Despite all the photograph evidence, things were never really in black and white. Ideas and Inspirations come in a full spectrum of colors and in order to find them, you need to look past the two sided viewpoint of black and white. Dismiss the “I am right and you are wrong” point of view and find your muse in the midst of you.
When I imagine what life was like from the 1930’s through the 1950’s, I cannot help but imagine it in contrasting black and white imagery. Weird I know, but since I was born in the70’s, most of what I have to go on for this era is the black and white newsreel footage of documentaries, along with black and white reruns of the first television shows and the black and white photos in my family’s photo album. Weirder still, is when I listen to the stories from this time told by people who were around then, I also imagine it in black and white. Sure, they had same sun which gave off the exact same spectrum of colors as we have now, but thanks to too many World War 2 documentaries, “I Love Lucy” shows and old photos, I have trouble seeing this decade in anything other than black and white. Perhaps, what aids this misperception is the fact that this era is also riddled with two sided symbolism such as Axis and Allies and Communists and Capitalists. It seems to me that, unlike the color filled 60’s and 70’s where it was much harder to tell who was right and who was wrong, It was easier to draw a line in the sand during these decades of black and white and know which side was the right side to stand on.
Because of my flawed perception of this era I know I am not getting the real picture of how it really was back then. In order to see it, I need to move beyond the black and white ideas that I have and do my best to imagine this historical time in the full color spectrum that it was actually in. For example, while it is safe to say that the Nazis were evil, I know that the Allies were not without their own moral dilemmas (the firebombing of Dresden, Hiroshima, and Nagasaki). Also, the McCarthy Trials showed that there was much more to the cold war than right and wrong economic systems. Whether I can imagine it or not, people who lived during this time, lived in a complex world full of colors and things were not as simple as black and white.
In order to find your muse, you need to see the world for as it is in full on color. Things are not black and white and issues are neither fully right nor fully wrong.
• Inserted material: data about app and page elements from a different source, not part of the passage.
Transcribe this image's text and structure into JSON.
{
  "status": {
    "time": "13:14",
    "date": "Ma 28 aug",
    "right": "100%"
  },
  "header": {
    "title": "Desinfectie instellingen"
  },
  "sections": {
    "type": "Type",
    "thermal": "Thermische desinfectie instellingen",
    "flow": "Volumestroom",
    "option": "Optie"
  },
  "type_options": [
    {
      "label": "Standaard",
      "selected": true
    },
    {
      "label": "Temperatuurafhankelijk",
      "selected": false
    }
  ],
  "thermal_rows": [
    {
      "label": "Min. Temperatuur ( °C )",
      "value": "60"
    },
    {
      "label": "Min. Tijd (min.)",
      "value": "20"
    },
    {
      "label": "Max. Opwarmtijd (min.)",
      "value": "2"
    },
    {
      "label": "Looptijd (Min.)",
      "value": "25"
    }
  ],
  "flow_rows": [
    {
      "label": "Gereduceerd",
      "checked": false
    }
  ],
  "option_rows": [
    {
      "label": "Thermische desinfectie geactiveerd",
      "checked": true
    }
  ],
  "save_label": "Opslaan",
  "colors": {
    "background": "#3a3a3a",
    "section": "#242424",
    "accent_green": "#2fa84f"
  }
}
That person standing on “wrong side” just might have an idea that you could use to blast a hole in the wall of your misperception and let you finally catch a view of your muse, which was hiding on the other side of it.